persona non grata in Cuba as a result of his conducting interviews of Cuban bloggers. I don't want to be political in this blog, but since his research was Internet related, I will say a few words.
I've never met professor Henken, but his writing makes it clear that he is not partial or one-sided. He says he is "against both blockades -- that of the US against Cuba and that of the Cuban government against its own people." That reminds me of a colleague who was at Radio Marti several years ago and told me that he knew he was doing his job well when both sides were angry with him. Nothing that is interesting is black or white.

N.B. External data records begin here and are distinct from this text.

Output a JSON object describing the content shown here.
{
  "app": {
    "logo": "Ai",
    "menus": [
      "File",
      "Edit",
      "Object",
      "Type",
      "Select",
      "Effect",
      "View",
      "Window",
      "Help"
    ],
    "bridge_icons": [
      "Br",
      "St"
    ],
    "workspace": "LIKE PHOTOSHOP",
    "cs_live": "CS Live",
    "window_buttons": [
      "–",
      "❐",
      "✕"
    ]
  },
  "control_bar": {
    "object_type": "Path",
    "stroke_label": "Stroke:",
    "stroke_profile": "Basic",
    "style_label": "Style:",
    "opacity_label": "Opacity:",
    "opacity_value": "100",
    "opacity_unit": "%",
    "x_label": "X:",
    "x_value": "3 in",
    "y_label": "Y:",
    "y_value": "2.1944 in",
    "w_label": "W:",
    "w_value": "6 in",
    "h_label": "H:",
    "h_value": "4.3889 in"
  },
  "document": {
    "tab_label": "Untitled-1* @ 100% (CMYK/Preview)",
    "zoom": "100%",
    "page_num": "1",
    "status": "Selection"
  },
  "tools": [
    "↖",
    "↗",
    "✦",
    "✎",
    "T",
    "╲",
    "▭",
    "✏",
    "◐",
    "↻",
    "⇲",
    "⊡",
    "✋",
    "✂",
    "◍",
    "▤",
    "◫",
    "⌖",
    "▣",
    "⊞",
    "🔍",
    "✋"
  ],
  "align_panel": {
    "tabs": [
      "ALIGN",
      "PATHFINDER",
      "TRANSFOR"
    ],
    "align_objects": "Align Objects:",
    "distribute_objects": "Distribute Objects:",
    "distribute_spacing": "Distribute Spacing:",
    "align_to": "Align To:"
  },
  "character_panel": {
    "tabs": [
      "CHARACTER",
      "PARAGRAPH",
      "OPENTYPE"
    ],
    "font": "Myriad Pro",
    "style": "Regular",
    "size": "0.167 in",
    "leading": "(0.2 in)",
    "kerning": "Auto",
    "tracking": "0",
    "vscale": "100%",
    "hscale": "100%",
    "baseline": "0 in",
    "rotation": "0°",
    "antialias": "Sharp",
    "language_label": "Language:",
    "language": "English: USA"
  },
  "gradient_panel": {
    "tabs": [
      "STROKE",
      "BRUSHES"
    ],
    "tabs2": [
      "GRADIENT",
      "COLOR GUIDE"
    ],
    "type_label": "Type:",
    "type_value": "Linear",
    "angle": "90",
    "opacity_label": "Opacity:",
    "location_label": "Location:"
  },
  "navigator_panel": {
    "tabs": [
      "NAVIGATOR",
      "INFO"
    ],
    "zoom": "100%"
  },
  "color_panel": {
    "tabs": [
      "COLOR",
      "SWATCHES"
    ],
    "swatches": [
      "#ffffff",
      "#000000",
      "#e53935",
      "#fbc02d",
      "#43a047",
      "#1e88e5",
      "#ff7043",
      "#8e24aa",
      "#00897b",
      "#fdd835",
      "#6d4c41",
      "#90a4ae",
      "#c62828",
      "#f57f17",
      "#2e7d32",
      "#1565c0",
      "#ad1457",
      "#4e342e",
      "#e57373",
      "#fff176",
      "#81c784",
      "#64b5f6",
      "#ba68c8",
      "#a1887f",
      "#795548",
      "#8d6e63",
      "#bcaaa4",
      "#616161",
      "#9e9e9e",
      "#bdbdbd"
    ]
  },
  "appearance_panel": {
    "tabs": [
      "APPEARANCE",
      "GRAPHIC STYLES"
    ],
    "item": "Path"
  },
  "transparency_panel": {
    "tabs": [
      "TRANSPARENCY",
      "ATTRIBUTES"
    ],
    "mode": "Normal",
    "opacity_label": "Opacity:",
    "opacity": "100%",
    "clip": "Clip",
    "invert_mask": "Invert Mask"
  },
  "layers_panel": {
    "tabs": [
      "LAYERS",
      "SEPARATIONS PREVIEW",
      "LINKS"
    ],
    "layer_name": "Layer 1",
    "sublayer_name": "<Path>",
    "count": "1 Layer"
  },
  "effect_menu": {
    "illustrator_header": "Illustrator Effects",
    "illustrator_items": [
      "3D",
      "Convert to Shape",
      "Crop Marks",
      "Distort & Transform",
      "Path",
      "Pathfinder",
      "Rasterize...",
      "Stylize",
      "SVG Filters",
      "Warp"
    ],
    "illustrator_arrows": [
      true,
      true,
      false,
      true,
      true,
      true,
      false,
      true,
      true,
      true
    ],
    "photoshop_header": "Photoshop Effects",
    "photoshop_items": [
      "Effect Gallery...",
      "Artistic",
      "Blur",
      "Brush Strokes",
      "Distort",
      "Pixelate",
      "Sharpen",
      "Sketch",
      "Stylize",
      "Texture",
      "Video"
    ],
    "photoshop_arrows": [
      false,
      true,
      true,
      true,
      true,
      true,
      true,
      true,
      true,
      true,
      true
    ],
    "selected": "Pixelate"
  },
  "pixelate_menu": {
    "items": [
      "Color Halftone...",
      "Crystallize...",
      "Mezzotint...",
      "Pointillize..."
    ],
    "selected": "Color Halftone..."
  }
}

I have much less Cuban expertise or experience than Professor Hencken, and have not been to Cuba for over ten years, but my experience at that time was one of openness. There were no bloggers at the time, so I had to talk mostly with the establishment. I met technical people, policy people and a few underground hackers during my trips to Cuba. I was watched. The people I met knew who I was and had read things I had written. They knew I had published reports for the "evil" Rand Corporation. Still they treated me with respect as a professional who had no political axe to grind.
One might argue that Henken's treatment was because he lied by traveling with a tourist visa. But, I don't think he would have had a problem if he had been doing interviews for a pro-government newsgroup like CubaNews, in which the majority of the contributions are by Walter Lippmann, who lives in the US and travels extensively in Cuba.
Evidently, the increased visibility and importance of the Internet has caused a tightening of control. Perhaps I would no longer be welcome in Cuba either.